Eric Schweig was born in Inuvik, Northwest Territories. He has Inuvialuit lineage on his mother's side and Chippewa/Dene with German descent on his father's side. Schweig was adopted at the age of six months by an English-speaking German-French family. He spent his childhood in Inuvik until he was six, when his family moved to Bermuda. They later moved back to Canada, to Combermere, Ontario. Schweig's adoptive parents were severely abusive. He fled his home at the age of sixteen.

He arrived to Toronto, where he supported himself by framing houses. In 1985, he was part of the cast of The Cradle Will Fall, an experimental adaptation of Frank Wedekind's Spring Awakening, produced by Theatre of Change at the Actor's Lab; this was his first experience as an actor.
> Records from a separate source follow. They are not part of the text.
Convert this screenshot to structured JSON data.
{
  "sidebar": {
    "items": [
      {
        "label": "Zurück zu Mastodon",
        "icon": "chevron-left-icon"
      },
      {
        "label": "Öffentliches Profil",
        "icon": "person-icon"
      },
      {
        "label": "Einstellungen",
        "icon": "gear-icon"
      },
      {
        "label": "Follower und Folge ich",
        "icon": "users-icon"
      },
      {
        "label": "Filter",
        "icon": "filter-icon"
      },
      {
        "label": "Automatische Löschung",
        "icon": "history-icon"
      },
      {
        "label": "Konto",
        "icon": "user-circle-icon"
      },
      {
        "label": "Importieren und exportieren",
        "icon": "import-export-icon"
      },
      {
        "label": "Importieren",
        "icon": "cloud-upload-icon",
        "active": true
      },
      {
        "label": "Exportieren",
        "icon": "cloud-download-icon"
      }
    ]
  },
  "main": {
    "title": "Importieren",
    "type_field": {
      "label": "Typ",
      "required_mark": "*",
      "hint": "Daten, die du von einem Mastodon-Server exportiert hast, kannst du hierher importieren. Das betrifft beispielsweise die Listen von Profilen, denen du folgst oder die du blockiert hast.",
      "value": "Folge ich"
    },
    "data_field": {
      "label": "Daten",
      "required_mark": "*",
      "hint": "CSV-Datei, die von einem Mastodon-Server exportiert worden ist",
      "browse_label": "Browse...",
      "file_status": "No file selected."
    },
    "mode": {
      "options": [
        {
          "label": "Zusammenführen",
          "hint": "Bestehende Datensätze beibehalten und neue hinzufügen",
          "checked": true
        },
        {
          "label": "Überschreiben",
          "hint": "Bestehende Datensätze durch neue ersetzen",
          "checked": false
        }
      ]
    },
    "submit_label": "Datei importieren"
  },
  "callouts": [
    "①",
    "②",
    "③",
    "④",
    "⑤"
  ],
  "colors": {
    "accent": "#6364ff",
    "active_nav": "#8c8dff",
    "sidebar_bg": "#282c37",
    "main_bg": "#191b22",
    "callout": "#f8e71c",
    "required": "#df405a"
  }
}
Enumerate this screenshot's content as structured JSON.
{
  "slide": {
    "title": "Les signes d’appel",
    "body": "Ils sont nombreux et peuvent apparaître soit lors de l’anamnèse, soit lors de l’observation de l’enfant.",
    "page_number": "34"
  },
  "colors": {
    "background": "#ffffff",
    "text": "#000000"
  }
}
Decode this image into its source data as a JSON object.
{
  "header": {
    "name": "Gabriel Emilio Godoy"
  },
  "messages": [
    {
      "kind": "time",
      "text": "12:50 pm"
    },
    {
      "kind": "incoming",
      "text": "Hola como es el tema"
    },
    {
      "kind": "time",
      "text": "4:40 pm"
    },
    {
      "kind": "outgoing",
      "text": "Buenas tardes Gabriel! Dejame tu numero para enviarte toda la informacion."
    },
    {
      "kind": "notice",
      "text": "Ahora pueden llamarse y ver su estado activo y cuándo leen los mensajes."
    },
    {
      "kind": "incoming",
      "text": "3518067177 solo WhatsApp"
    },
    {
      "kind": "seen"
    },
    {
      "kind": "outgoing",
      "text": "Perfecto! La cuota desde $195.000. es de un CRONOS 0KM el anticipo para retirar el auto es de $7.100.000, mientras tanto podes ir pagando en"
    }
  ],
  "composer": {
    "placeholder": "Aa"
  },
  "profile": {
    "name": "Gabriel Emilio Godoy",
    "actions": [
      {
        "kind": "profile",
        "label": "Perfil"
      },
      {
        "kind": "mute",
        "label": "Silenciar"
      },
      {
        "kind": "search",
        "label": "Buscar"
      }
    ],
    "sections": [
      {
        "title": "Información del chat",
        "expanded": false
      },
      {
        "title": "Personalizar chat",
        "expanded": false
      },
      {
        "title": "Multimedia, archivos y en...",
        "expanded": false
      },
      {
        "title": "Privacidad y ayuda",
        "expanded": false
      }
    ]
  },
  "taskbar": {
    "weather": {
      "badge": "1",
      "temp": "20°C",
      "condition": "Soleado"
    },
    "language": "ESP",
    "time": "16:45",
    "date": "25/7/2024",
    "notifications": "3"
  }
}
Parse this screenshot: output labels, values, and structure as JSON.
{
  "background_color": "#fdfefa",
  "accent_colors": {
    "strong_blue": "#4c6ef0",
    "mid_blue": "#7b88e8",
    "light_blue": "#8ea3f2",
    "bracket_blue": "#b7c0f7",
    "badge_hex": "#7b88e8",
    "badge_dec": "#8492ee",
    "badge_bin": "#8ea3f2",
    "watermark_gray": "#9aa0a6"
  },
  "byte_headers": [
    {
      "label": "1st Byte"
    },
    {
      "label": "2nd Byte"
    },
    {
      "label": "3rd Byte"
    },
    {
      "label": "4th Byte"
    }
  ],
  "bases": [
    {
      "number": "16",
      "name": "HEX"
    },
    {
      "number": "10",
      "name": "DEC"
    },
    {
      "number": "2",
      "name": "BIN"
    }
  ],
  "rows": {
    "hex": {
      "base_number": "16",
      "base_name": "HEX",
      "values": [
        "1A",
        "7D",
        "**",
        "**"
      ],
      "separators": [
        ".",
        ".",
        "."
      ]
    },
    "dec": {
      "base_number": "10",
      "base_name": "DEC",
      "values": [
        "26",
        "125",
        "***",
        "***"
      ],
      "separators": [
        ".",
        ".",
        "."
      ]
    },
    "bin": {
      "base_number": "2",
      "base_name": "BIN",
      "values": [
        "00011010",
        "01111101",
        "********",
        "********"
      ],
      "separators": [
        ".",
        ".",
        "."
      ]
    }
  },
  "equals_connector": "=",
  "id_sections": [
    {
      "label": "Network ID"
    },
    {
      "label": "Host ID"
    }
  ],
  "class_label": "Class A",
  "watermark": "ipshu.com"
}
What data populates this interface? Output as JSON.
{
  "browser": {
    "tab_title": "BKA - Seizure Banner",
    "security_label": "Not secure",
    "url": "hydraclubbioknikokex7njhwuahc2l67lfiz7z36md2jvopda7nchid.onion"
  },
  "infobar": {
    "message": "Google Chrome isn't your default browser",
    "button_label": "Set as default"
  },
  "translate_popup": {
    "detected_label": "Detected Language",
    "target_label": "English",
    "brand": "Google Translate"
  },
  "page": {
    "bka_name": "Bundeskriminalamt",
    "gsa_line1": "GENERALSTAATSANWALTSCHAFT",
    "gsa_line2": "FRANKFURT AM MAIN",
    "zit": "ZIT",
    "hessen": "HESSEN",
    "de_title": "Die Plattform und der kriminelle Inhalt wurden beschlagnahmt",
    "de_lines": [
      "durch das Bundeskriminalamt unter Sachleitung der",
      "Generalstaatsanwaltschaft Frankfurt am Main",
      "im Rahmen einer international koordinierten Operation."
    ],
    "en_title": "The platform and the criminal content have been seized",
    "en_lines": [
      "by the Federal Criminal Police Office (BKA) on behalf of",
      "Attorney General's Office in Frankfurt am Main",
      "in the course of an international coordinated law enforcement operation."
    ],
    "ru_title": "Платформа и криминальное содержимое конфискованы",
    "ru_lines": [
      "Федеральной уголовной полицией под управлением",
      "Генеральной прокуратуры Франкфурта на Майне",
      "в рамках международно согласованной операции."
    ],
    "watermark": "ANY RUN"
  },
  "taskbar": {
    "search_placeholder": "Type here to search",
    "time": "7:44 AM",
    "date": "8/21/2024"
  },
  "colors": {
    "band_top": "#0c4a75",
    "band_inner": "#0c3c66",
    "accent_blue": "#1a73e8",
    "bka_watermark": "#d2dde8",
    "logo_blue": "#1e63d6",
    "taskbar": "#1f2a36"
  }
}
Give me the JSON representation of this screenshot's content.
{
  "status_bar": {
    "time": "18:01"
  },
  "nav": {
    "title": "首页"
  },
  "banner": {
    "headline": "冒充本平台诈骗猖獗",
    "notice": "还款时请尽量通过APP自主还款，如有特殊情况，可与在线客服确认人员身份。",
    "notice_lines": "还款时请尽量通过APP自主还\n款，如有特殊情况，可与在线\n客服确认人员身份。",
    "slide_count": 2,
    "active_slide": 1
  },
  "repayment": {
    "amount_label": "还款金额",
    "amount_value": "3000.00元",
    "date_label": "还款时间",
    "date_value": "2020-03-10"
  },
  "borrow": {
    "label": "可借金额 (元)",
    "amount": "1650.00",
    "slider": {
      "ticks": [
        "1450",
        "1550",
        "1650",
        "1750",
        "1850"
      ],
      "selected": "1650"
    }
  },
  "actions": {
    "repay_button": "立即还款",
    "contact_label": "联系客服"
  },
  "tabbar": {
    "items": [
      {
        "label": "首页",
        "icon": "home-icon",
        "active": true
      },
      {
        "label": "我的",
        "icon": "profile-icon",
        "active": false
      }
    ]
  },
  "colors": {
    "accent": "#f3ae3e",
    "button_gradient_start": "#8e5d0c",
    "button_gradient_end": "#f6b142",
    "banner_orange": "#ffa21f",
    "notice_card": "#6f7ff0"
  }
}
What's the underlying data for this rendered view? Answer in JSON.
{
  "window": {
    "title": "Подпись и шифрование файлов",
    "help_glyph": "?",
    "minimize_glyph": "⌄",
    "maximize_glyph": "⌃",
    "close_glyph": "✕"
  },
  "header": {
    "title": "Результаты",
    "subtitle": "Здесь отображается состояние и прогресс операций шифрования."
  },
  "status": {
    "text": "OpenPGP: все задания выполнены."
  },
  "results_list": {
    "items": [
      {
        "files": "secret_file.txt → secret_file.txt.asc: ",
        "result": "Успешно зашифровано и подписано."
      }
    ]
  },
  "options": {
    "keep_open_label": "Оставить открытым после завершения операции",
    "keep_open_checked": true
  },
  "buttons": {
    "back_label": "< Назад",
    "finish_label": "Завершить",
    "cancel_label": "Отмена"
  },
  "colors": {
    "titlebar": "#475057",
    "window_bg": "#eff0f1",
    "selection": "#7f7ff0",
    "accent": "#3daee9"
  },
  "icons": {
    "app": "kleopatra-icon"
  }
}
In 1987, at 20 years old, he was approached by a producer who suggested he audition for a role in the movie The Shaman's Source (1990). With little formal education or experience, he won the role. The film launched his career in the film industry.

Schweig's numerous screen credits include his portrayal of Uncas in the epic motion picture The Last of the Mohicans (1992) and Pike Dexter in the movie Big Eden (2000), for which he won the Grand Jury Prize at the Outfest film festival.

More recently, Eric Schweig has played roles in films and television shows addressing more contemporary issues facing aboriginal and Native American people.

During the 1990s, Schweig began an artistic quest to regain his aboriginal roots. Since his childhood, like many Inuit, Eric has carved small objects in wood or stone. Under the coaching of artist Vern Etzerza, he studied traditional Pacific Coast carving before directing his talent specifically toward traditional Inuit Spirit Masks, in collaboration with master carver Art Thompson.

His collection of masks are not only successful attempts to reconnect with his heritage and with Inuit art, but his carvings are also necessary labours of psychological resilience facing a traumatized childhood. As a disastrous consequence of this uprooting and abuse, Schweig struggled for many years against alcohol abuse and drug abuse. He has stated that Skins was the first movie in which he was entirely sober.

Filmography associated with this actor:

Tropes associated with this actor:

  • Abusive Parents: Was the victim of this when he was adopted into a white family as part of an assimilation program to "get the savage out of the Indian"
  • Ax-Crazy: As 'El Brujo" in The Missing
  • Cluster F-Bomb: Is known for his coarse language and dropping a few of these while on set when he can't get his lines right. Or in every day conversation for that matter.
  • Crapsack World: He grew up during a time when being of aboriginal descent was seen as shameful, was taken from his mother when he was only six months old and was raised by people who not only didn't love him but where physically abusive with him. Anyone under those those circumstance (which was sadly the case for many First Nations Children) would view the world like this.
  • Curse Cut Short: He does this to himself when he is being interviewed and knows he has to watch his language.
  • Dark and Troubled Past: Holy shit did this guy have it tough growing up...
    • He also resorted to drugs and alchol for a while to deal with the pent up anger he felt.
      • He mentioned once in an interview that the motivation to his drinking was to find death.
  • Deadpan Snarker: His humor stems from this.
  • Determinator: Has battled his addictions and reported that Skins was the first movie he worked on in which he was completely sober. He also uses his fame as an actor to take the opportunity to share his life's experience in numerous speeches he presented in Canada and the United States of America. This enabled him to make a large audience aware of aboriginal issues, especially the care of First Nations children.
  • Sir Swears-a-Lot: Again he's notorious for his foul language.
  • Snark Knight: Comes off as this.
  • Sound-Effect Bleep:
  • Tall, Dark, and Handsome: Particularly in his youth. Definitely tall (6'2") and definitely handsome enough to make it 5th on People Magazine's 50 Most Beautiful People list in 1993.
    • Some will argue he is still very much this despite his age.
  • The Swear Jar: Jokes that if there was ever one in front of him he would simply put in a one hundred dollar bill just to save himself the trouble later on.